(Entries from a dataset of interfaces)
%%

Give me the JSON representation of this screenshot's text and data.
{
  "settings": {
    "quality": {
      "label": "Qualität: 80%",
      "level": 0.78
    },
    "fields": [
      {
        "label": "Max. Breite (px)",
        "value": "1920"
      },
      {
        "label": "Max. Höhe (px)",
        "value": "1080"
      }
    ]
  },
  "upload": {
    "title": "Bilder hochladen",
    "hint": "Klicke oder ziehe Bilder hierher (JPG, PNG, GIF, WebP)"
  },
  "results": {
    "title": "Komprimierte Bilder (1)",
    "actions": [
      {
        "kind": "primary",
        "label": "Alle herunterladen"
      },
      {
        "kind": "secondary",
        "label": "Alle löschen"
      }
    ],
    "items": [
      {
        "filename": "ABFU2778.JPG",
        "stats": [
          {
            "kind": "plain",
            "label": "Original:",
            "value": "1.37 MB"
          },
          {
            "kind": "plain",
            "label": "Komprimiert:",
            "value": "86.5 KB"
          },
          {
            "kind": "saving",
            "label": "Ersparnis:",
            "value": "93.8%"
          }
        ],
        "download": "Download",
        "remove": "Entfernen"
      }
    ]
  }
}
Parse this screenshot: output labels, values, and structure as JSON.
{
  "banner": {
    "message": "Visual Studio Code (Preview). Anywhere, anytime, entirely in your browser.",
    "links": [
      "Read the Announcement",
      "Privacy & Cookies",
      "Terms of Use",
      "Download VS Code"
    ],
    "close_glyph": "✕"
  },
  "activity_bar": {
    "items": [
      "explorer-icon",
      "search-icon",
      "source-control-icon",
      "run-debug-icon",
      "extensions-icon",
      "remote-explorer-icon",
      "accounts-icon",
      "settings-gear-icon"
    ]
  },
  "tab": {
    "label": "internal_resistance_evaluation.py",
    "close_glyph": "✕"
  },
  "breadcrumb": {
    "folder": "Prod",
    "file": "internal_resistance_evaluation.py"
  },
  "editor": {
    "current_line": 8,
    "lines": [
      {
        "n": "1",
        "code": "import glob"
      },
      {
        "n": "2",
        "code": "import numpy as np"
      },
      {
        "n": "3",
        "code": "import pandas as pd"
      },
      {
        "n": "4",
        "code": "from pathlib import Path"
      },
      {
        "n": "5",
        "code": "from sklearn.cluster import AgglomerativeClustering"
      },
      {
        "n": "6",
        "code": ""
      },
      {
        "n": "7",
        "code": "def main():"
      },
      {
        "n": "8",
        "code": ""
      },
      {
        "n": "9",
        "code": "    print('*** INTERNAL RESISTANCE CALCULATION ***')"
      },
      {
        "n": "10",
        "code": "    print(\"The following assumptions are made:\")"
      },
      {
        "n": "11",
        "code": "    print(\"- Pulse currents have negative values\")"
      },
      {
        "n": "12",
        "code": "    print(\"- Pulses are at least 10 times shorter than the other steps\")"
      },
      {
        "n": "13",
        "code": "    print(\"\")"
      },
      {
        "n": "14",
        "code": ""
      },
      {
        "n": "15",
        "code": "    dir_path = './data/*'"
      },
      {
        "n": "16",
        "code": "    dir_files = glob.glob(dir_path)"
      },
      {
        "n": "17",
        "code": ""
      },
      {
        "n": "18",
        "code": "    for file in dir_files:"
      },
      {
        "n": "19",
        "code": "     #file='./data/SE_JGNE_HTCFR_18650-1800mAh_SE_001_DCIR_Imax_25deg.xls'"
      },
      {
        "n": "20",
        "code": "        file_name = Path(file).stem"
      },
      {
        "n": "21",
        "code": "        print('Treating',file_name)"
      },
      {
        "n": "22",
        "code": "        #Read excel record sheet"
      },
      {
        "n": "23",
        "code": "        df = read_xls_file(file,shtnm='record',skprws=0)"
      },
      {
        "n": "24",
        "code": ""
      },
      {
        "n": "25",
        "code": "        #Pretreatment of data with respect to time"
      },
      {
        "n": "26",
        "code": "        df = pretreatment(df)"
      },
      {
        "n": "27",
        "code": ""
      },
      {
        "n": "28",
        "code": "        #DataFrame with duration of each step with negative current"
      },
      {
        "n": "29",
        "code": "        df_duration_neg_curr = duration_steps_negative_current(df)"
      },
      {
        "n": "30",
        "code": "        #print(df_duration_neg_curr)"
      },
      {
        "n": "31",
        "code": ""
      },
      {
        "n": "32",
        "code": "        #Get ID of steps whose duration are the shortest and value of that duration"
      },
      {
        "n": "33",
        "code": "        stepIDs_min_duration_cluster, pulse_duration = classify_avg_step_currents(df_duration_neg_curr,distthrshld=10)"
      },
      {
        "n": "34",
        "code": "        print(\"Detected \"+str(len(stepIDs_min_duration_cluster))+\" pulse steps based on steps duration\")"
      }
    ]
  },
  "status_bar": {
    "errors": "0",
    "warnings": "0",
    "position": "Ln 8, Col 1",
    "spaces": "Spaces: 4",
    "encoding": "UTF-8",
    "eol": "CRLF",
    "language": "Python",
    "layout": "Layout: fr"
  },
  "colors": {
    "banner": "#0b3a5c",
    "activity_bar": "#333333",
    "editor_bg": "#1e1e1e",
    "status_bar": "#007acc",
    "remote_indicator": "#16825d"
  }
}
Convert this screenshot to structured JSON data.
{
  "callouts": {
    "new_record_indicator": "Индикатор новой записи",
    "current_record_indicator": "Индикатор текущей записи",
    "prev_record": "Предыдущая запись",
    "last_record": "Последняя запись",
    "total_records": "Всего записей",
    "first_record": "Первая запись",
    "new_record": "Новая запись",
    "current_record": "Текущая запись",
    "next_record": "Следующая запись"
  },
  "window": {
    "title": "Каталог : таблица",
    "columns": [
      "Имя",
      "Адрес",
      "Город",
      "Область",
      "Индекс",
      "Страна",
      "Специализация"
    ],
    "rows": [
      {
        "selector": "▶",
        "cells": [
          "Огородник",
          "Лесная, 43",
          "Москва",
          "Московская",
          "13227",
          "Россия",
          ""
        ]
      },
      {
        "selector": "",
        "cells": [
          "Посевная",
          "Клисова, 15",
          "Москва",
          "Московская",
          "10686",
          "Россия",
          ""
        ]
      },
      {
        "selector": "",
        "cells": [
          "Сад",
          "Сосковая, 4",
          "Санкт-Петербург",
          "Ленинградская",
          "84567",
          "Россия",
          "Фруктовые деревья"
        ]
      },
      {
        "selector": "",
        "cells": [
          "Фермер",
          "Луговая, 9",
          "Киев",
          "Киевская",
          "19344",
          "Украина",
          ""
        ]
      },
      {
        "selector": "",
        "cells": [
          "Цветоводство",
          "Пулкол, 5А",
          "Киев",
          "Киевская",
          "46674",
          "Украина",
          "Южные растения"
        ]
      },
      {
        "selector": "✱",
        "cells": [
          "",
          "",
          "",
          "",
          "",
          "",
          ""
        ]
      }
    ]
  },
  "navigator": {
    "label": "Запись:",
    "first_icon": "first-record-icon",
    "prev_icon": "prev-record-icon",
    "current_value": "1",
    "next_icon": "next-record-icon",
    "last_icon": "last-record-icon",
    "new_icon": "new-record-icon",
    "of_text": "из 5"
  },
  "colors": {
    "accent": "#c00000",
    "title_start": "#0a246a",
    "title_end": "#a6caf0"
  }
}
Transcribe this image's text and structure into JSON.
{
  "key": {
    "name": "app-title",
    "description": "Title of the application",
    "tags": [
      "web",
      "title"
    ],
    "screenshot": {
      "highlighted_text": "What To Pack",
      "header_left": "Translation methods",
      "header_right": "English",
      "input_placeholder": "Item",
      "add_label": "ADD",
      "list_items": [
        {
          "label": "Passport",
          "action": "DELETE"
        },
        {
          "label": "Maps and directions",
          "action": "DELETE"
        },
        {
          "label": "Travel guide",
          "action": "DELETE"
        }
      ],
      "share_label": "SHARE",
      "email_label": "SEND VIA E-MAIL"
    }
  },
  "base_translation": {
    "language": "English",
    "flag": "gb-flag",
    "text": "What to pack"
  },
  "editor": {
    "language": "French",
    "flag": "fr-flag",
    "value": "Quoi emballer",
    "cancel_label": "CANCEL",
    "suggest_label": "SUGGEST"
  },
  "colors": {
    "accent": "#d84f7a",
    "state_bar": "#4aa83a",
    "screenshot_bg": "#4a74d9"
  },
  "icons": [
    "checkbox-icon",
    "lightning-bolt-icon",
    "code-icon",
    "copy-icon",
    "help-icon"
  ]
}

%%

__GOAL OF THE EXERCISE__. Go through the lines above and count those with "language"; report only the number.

__EXERCISE RESULT__. 3